By Christopher Cozier
Kali tattoo, by Pierre Bong a Jan; photo courtesy the artist
The idea of Pierre Bong a Jan using skin as another canvas coincides with the painted decorations on Paramaribo minibuses, reaching out to a larger contemporary public and extending the dialogue about visual production.
The buses and the tattoos, like t-shirts and angisa headkerchiefs, speak with and about the concerns of people living in this space, and also operate far away from traditional art spaces. As suggested by the art historian Kobena Mercer, they become “viral” in their vernacular forms, threatening to infect our much-cherished ideas about “ART”. It’s not just about surfaces, but also about iconography — the meeting point where traditions of body adornment and unlikely mythological confluences play out, as new identities and sensibilities are produced. Where else can a calendar Kali, Botticelli’s Venus, and the stylizations of Vargas or Frazetta meet, if not in Paramaribo?
Handmade tattoo machine; photo courtesy Pierre Bong a Jan
Tapping into a family tradition of ingenuity and self-determination, Bong a Jan has also made his own working tools and devices. His plan to do a live tattoo on the opening night of the SPAN exhibition engages my interest in the less declarative and more provisional implications of exhibitions as events. The artist, within his or her experimental pursuits, creates critical moments that seek to open up or expand our sense of what is possible or expected.
Like the home-manufactured confectionery of Ellen Ligteringen or George Struikelblok’s caged broilers, the event staged or generated is an experience that can live in our mind’s eye, like an encounter with an image — and can be internally processed, devoured, refashioned, and re-enacted. It is a proposal, a question in an ongoing visual conversation. Our presence or response makes or is an active element of the work, as much as we are also incorporated or co-opted within this moment.
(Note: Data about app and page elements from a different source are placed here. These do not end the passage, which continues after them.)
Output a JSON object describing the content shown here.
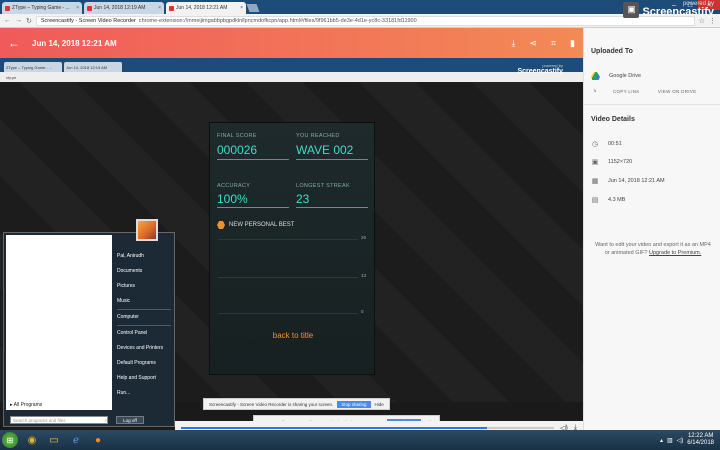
{
  "browser": {
    "tabs": [
      {
        "label": "ZType – Typing Game - ..."
      },
      {
        "label": "Jun 14, 2018 12:19 AM"
      },
      {
        "label": "Jun 14, 2018 12:21 AM"
      },
      {
        "label": "Screencastify - Screen Video Recorder"
      }
    ],
    "url_host": "Screencastify - Screen Video Recorder",
    "url_path": "chrome-extension://mmeijimgabbpbgpdklnllpncmdofkcpn/app.html#/files/9f961bb5-de3e-4d1e-yc8c-33181fd11900"
  },
  "watermark": {
    "small": "powered by",
    "brand": "Screencastify"
  },
  "header": {
    "date": "Jun 14, 2018 12:21 AM"
  },
  "video": {
    "inner_url": "zty.pe",
    "watermark_small": "powered by",
    "watermark_brand": "Screencastify",
    "game": {
      "final_score_label": "FINAL SCORE",
      "final_score": "000026",
      "reached_label": "YOU REACHED",
      "reached": "WAVE 002",
      "accuracy_label": "ACCURACY",
      "accuracy": "100%",
      "streak_label": "LONGEST STREAK",
      "streak": "23",
      "best_label": "NEW PERSONAL BEST",
      "axis": [
        "26",
        "13",
        "0"
      ],
      "back_label": "back to title"
    },
    "sharing_text": "Screencastify - Screen Video Recorder is sharing your screen.",
    "stop_label": "Stop sharing",
    "hide_label": "Hide"
  },
  "startmenu": {
    "all_programs": "All Programs",
    "search_placeholder": "Search programs and files",
    "shutdown": "Log off",
    "items": [
      "Pal, Anirudh",
      "Documents",
      "Pictures",
      "Music",
      "Computer",
      "Control Panel",
      "Devices and Printers",
      "Default Programs",
      "Help and Support",
      "Run..."
    ]
  },
  "taskbar": {
    "time": "12:22 AM",
    "date": "6/14/2018"
  },
  "panel": {
    "uploaded_title": "Uploaded To",
    "drive_label": "Google Drive",
    "copy_link": "COPY LINK",
    "view_on_drive": "VIEW ON DRIVE",
    "details_title": "Video Details",
    "duration": "00:51",
    "resolution": "1152×720",
    "date": "Jun 14, 2018 12:21 AM",
    "size": "4.3 MB",
    "upsell_text": "Want to edit your video and export it as an MP4 or animated GIF? ",
    "upsell_link": "Upgrade to Premium."
  }
}
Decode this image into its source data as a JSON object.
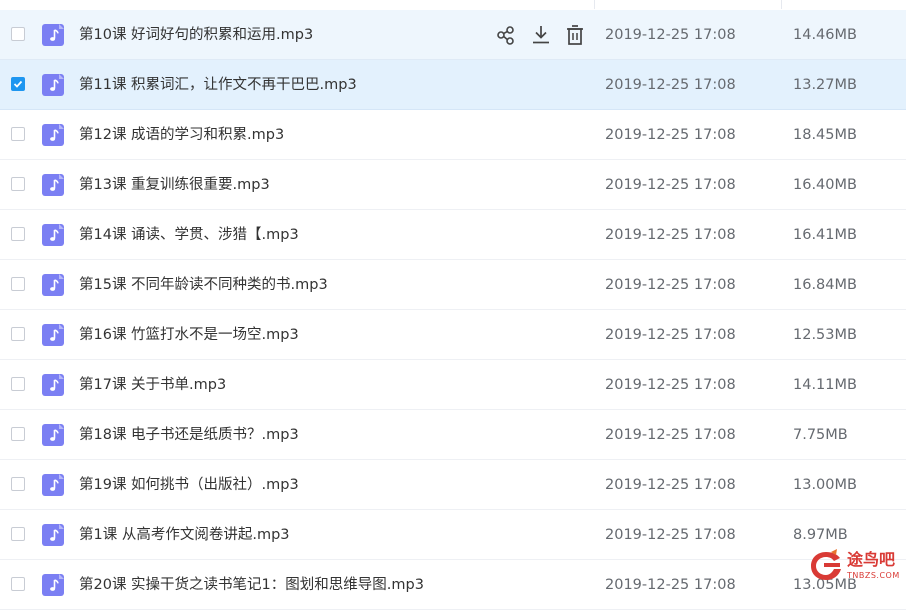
{
  "file_list": {
    "rows": [
      {
        "name": "第10课 好词好句的积累和运用.mp3",
        "date": "2019-12-25 17:08",
        "size": "14.46MB",
        "checked": false,
        "state": "hovered"
      },
      {
        "name": "第11课 积累词汇，让作文不再干巴巴.mp3",
        "date": "2019-12-25 17:08",
        "size": "13.27MB",
        "checked": true,
        "state": "selected"
      },
      {
        "name": "第12课 成语的学习和积累.mp3",
        "date": "2019-12-25 17:08",
        "size": "18.45MB",
        "checked": false,
        "state": "normal"
      },
      {
        "name": "第13课 重复训练很重要.mp3",
        "date": "2019-12-25 17:08",
        "size": "16.40MB",
        "checked": false,
        "state": "normal"
      },
      {
        "name": "第14课 诵读、学贯、涉猎【.mp3",
        "date": "2019-12-25 17:08",
        "size": "16.41MB",
        "checked": false,
        "state": "normal"
      },
      {
        "name": "第15课 不同年龄读不同种类的书.mp3",
        "date": "2019-12-25 17:08",
        "size": "16.84MB",
        "checked": false,
        "state": "normal"
      },
      {
        "name": "第16课 竹篮打水不是一场空.mp3",
        "date": "2019-12-25 17:08",
        "size": "12.53MB",
        "checked": false,
        "state": "normal"
      },
      {
        "name": "第17课 关于书单.mp3",
        "date": "2019-12-25 17:08",
        "size": "14.11MB",
        "checked": false,
        "state": "normal"
      },
      {
        "name": "第18课 电子书还是纸质书？.mp3",
        "date": "2019-12-25 17:08",
        "size": "7.75MB",
        "checked": false,
        "state": "normal"
      },
      {
        "name": "第19课 如何挑书（出版社）.mp3",
        "date": "2019-12-25 17:08",
        "size": "13.00MB",
        "checked": false,
        "state": "normal"
      },
      {
        "name": "第1课 从高考作文阅卷讲起.mp3",
        "date": "2019-12-25 17:08",
        "size": "8.97MB",
        "checked": false,
        "state": "normal"
      },
      {
        "name": "第20课 实操干货之读书笔记1：图划和思维导图.mp3",
        "date": "2019-12-25 17:08",
        "size": "13.05MB",
        "checked": false,
        "state": "normal"
      }
    ],
    "hover_actions": [
      {
        "icon": "share-icon"
      },
      {
        "icon": "download-icon"
      },
      {
        "icon": "delete-icon"
      }
    ],
    "file_icon": "audio-file-icon"
  },
  "watermark": {
    "title": "途鸟吧",
    "subtitle": "TNBZS.COM"
  },
  "colors": {
    "accent": "#1e96f0",
    "file_icon_bg": "#7b7ff3",
    "hover_row": "#eef6fd",
    "selected_row": "#e3f1fd",
    "text": "#333333",
    "meta_text": "#666a70",
    "watermark": "#d93a35"
  }
}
Pierre Bong a Jan’s sketchbook, in his tattoo studio; photo courtesy the artist
Wednesday, February 3, 2010
By Christopher Cozier